“Our philosophy is that kids should walk away every day with a new skill, and benefit from being part of a group,” says Jake Ouimet, director of the Dukes Soccer Camp and coach of the Division I Mens Soccer Team at Duquesne University. “We incorporate these skills into games so they might not even realize they’re learning soccer. At this age, kids are still learning through movement, and some of them don’t even know how to skip or gallop! Our kids learn to move.” Our community also has more than 200 acres of park land, five ball fields and eight basketball courts, and the key, according to Tashman, Roycroft Avenue, is how children pick and choose their activities.

“Kids are over-programmed, and there’s not enough time for free play. Organized sports are good, but our kids are specializing too soon—any sport five nights a week is not good for kids 12 and under.” Instead, says Tashman, children should cross-train, so they use their muscles in different ways and don’t get injured. It can be as simple as working in “functional fitness” activities such as mowing the lawn, taking out the leaves and trash or shoveling snow.

“Develop a time to walk with your teen,” suggests Tashman. “Tell them you need help. Say ‘Mom wants to do this race.’”

Complementing Giant Eagle’s organic options is Trader Joe’s, a boon for those looking to prepare healthy meals on a budget. Produce is fresh and organic, and packaged foods eschew preservatives. The Fresh Market, known for good meat, fish and baked goods, will open at the corner of Washington and Connor Roads this year. Washington Road restaurants, including Kous Kous Cafe and My Big Fat Greek Gyro, offer some wholesome ethnic food choices, while stalwarts such as Il Pizzaiolo and Little Tokyo have long been known for quality fresh preparations. Novel ingredients line the shelves at Eden’s Market, a health food store, and wellness expert Tashman suggests that home-cooked meals eaten as a family are a stepping stone to good health.

“Time is always a barrier to exercising and preparing food, but I worry that we’re raising a generation of kids who don’t know how to cook. We’re quick to reheat food or go out, and don’t sit down for family dinners. Parents need to model good behavior as much as kids need to grow up with parents who are active.”

In addition to nutritious meals, the school district's wellness policy emphasizes lifelong physical activity, a goal that is achievable in Mt. Lebanon, where formal and informal athletic activities abound for people of all ages. [2]
In addition to nutritious meals, the school district’s wellness policy emphasizes lifelong physical activity, a goal that is achievable in Mt. Lebanon, where formal and informal athletic activities abound for people of all ages.
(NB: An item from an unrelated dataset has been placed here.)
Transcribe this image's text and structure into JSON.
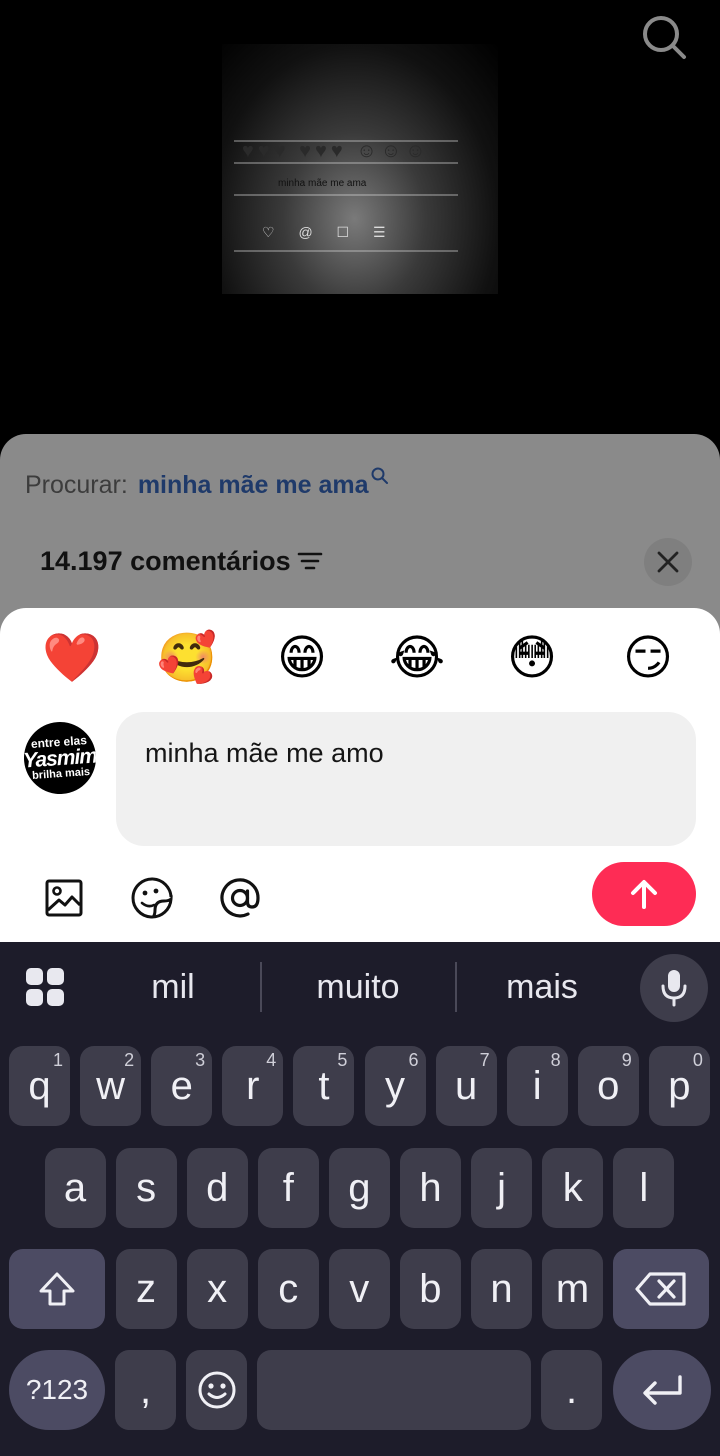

Mt. Lebanon’s School Wellness Policy was developed by a committee that included the school nurse and food service director along with administrators, teachers and parents. It emphasizes lifelong physical activity and nutritious food choices that promote health and reduce obesity. Unfortunately, not everyone has welcomed leadership when it comes to what their kids eat. Case in point are the snack guidelines enforced for seasonal parties at the elementary schools. “We worked with the school district’s food guidelines to make it fun—that’s why we came up with an ice cream party,” says Julie Maselko, past president of the Foster PTA. Parents can meet the school’s dairy requirement with (nut-free) ice cream and add fresh fruit to balance the treat. Yet, there still is grousing. “Some parents still say, ‘You can’t tell me what to do,’” says Maselko. “There’s also a lot of confusion around the nut-free table in the lunchroom. I think it works perfectly and, yet, no one has to sit there. It is truly a choice.”

The choices are plentiful here when it comes to keeping our kids healthy, one more reason why Mt. Lebanon continues to attract families from across the region.